In 2000, the Congregation for Divine Worship issued a clarification regarding Paragraph 299, which advises: “It is in the first place to be borne in mind that the word expedit [useful] does not constitute an obligation, but a suggestion that refers to the construction of the altar a pariete sejunctum [detached from the wall] and to the celebration versus populum [toward the people].”

However, Cardinal Nichols’ statement adopts a markedly different tone, referring to GIRM 299 as an “expectation” that “remains in force.”

The Register subsequently emailed Cardinal Nichols’ office about whether another archdiocesan statement would be made public for the laity’s guidance. The cardinal was also asked if he would support priests in his archdiocese who wished to implement Cardinal Sarah’s suggestion and whether he was aware of the controversy surrounding the English translation of Paragraph 299.

The cardinal’s press secretary, Alexander DesForges, replied to the Register’s inquiry by reproducing the text of a July 11 Vatican communiqué concerning Cardinal Sarah’s July 5 remarks and said no further comment would be given.

 Jesuit Father Federico Lombardi, director of the Holy See Press Office, issued that communiqué distancing the Vatican from Cardinal Sarah’s remarks. The communiqué followed a private meeting between Pope Francis and Cardinal Sarah on his return to the Vatican after the cardinal’s conference address.
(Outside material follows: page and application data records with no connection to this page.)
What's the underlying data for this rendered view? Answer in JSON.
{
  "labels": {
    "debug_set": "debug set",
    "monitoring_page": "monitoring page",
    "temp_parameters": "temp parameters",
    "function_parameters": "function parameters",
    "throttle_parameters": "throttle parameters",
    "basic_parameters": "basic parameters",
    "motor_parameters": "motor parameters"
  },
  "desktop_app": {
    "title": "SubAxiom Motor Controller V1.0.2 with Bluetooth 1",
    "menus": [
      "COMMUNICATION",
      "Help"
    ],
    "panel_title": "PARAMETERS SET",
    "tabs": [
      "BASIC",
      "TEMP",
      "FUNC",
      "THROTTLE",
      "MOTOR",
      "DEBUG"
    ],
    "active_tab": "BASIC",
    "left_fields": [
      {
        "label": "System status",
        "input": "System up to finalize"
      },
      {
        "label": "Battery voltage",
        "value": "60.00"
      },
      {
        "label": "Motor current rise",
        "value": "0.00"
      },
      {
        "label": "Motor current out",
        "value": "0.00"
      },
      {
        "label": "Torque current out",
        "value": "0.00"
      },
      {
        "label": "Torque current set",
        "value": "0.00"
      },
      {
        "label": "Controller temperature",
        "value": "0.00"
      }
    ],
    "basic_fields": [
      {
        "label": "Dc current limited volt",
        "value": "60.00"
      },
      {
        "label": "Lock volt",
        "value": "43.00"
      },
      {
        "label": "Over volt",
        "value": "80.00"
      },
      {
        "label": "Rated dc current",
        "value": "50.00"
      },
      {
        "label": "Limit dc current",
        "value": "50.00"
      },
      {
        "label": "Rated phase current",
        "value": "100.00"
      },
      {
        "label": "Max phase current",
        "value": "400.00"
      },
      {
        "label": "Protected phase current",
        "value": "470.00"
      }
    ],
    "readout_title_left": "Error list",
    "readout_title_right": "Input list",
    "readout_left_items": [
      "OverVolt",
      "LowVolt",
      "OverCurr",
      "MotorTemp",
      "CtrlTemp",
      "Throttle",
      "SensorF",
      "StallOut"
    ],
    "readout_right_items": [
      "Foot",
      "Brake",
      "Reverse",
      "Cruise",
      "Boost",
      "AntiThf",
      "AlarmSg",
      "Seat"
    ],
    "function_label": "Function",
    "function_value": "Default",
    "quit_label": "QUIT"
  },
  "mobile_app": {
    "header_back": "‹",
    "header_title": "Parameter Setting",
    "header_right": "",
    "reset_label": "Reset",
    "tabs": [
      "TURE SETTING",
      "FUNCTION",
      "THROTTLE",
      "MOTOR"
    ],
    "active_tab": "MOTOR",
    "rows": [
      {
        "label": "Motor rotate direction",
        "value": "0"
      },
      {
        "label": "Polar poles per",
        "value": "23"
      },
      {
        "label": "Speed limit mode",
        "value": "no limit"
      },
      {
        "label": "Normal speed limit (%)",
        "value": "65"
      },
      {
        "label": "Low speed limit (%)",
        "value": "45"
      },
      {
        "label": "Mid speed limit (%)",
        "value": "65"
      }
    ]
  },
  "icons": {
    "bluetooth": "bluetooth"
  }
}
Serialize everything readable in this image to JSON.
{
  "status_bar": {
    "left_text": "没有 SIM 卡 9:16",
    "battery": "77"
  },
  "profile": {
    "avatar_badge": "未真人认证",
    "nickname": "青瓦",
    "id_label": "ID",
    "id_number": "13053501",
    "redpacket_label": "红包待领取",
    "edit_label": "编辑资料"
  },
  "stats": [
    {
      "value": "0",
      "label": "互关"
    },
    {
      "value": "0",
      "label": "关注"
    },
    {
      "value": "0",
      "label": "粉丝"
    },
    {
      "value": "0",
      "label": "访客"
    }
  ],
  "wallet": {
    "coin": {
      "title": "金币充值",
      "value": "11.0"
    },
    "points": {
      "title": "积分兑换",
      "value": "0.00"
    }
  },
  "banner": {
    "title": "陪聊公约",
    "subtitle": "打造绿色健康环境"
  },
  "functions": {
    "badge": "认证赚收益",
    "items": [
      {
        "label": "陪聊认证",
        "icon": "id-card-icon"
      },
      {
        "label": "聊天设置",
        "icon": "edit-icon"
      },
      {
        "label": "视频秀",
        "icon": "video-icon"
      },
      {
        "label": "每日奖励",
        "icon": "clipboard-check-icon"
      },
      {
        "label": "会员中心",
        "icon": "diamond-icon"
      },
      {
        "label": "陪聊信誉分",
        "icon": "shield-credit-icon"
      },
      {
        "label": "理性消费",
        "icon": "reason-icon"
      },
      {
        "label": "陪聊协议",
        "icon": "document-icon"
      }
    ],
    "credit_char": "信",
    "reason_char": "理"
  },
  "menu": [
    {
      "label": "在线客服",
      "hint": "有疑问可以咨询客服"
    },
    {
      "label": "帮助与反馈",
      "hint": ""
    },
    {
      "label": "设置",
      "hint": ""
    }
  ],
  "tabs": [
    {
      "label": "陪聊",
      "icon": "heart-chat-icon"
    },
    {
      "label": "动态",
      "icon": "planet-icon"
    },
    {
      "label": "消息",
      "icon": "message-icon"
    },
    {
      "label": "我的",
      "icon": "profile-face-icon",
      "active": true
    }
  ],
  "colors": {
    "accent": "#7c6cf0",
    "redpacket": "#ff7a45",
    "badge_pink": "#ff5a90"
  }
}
The communiqué stated that some of Cardinal Sarah’s words have been “incorrectly interpreted, as if they were intended to announce new indications different to those given so far in the liturgical rules and in the words of the Pope regarding celebration facing the people and the ordinary rite of the Mass.”

Father Lombardi said it was “good to remember” that rules for Eucharistic celebration are contained in the GIRM, and he cited Paragraph 299, using the same English translation that has come under scrutiny.

“Therefore, new liturgical directives are not expected from next Advent, as some have incorrectly inferred from some of Cardinal Sarah’s words,” Father Lombardi’s statement concluded, along with a recommendation that the phrase “reform of the reform” not be used because “it may at times give rise to errors.”

However, discussions about the correct liturgical posture in the ordinary form of the Mass are nothing new. Throughout his papacy, Pope Benedict XVI annually celebrated the Mass of the Baptism of the Lord in the Sistine Chapel ad orientem, citing respect for “the beauty and the harmony of this architectural jewel” as his motive.

And in his book The Spirit of the Liturgy, written when he was a cardinal, the future pope wrote: “A common turning to the east during the Eucharistic Prayer remains essential. This is not a case of something accidental, but of what is essential. Looking at the priest has no importance.”

Daniel Blackman

writes from London.